> Aim of the task
Copy the records below word for word, leaving out nothing.

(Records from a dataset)
_____

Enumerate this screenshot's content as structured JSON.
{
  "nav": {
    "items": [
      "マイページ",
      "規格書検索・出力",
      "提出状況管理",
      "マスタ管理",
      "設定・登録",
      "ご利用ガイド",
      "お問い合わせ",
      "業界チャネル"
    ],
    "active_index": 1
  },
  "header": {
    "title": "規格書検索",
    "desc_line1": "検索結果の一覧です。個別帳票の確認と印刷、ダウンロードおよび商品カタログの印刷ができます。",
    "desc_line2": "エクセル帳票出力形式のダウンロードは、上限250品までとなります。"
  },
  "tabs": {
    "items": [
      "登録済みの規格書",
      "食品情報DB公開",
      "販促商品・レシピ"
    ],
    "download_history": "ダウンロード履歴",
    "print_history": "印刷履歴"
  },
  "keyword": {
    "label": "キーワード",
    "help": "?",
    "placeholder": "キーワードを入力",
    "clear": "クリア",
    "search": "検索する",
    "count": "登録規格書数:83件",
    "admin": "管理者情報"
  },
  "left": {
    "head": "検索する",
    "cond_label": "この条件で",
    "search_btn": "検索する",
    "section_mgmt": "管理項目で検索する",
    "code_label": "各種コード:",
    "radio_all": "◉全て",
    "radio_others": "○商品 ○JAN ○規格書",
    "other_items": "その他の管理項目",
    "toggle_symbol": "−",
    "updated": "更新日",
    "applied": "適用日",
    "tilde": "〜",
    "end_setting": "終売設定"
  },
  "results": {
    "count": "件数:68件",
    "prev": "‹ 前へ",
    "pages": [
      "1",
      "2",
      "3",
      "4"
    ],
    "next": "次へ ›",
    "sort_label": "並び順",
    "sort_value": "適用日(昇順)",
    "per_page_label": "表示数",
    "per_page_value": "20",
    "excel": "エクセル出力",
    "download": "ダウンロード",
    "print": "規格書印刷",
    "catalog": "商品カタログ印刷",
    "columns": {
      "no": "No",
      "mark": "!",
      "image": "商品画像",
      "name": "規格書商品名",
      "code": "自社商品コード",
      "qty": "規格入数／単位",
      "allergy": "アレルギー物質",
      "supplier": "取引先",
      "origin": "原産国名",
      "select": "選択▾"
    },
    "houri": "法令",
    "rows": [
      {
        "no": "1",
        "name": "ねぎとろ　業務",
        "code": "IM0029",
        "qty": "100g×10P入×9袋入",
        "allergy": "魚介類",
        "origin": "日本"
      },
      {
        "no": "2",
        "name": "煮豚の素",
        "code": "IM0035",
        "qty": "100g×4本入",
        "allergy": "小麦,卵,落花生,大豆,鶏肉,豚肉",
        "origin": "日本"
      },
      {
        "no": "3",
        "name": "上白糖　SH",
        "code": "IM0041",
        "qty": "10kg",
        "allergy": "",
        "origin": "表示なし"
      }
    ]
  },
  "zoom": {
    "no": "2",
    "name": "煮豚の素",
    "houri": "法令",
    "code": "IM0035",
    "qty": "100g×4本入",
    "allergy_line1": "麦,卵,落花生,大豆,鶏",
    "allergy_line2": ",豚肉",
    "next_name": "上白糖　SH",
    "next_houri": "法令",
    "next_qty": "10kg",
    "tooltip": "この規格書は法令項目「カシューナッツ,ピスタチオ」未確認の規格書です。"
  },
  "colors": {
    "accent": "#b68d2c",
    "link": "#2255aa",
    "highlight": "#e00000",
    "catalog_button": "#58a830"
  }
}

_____

> Result for this exercise
Enumerate this screenshot's content as structured JSON.
{
  "nav": {
    "items": [
      "マイページ",
      "規格書検索・出力",
      "提出状況管理",
      "マスタ管理",
      "設定・登録",
      "ご利用ガイド",
      "お問い合わせ",
      "業界チャネル"
    ],
    "active_index": 1
  },
  "header": {
    "title": "規格書検索",
    "desc_line1": "検索結果の一覧です。個別帳票の確認と印刷、ダウンロードおよび商品カタログの印刷ができます。",
    "desc_line2": "エクセル帳票出力形式のダウンロードは、上限250品までとなります。"
  },
  "tabs": {
    "items": [
      "登録済みの規格書",
      "食品情報DB公開",
      "販促商品・レシピ"
    ],
    "download_history": "ダウンロード履歴",
    "print_history": "印刷履歴"
  },
  "keyword": {
    "label": "キーワード",
    "help": "?",
    "placeholder": "キーワードを入力",
    "clear": "クリア",
    "search": "検索する",
    "count": "登録規格書数:83件",
    "admin": "管理者情報"
  },
  "left": {
    "head": "検索する",
    "cond_label": "この条件で",
    "search_btn": "検索する",
    "section_mgmt": "管理項目で検索する",
    "code_label": "各種コード:",
    "radio_all": "◉全て",
    "radio_others": "○商品 ○JAN ○規格書",
    "other_items": "その他の管理項目",
    "toggle_symbol": "−",
    "updated": "更新日",
    "applied": "適用日",
    "tilde": "〜",
    "end_setting": "終売設定"
  },
  "results": {
    "count": "件数:68件",
    "prev": "‹ 前へ",
    "pages": [
      "1",
      "2",
      "3",
      "4"
    ],
    "next": "次へ ›",
    "sort_label": "並び順",
    "sort_value": "適用日(昇順)",
    "per_page_label": "表示数",
    "per_page_value": "20",
    "excel": "エクセル出力",
    "download": "ダウンロード",
    "print": "規格書印刷",
    "catalog": "商品カタログ印刷",
    "columns": {
      "no": "No",
      "mark": "!",
      "image": "商品画像",
      "name": "規格書商品名",
      "code": "自社商品コード",
      "qty": "規格入数／単位",
      "allergy": "アレルギー物質",
      "supplier": "取引先",
      "origin": "原産国名",
      "select": "選択▾"
    },
    "houri": "法令",
    "rows": [
      {
        "no": "1",
        "name": "ねぎとろ　業務",
        "code": "IM0029",
        "qty": "100g×10P入×9袋入",
        "allergy": "魚介類",
        "origin": "日本"
      },
      {
        "no": "2",
        "name": "煮豚の素",
        "code": "IM0035",
        "qty": "100g×4本入",
        "allergy": "小麦,卵,落花生,大豆,鶏肉,豚肉",
        "origin": "日本"
      },
      {
        "no": "3",
        "name": "上白糖　SH",
        "code": "IM0041",
        "qty": "10kg",
        "allergy": "",
        "origin": "表示なし"
      }
    ]
  },
  "zoom": {
    "no": "2",
    "name": "煮豚の素",
    "houri": "法令",
    "code": "IM0035",
    "qty": "100g×4本入",
    "allergy_line1": "麦,卵,落花生,大豆,鶏",
    "allergy_line2": ",豚肉",
    "next_name": "上白糖　SH",
    "next_houri": "法令",
    "next_qty": "10kg",
    "tooltip": "この規格書は法令項目「カシューナッツ,ピスタチオ」未確認の規格書です。"
  },
  "colors": {
    "accent": "#b68d2c",
    "link": "#2255aa",
    "highlight": "#e00000",
    "catalog_button": "#58a830"
  }
}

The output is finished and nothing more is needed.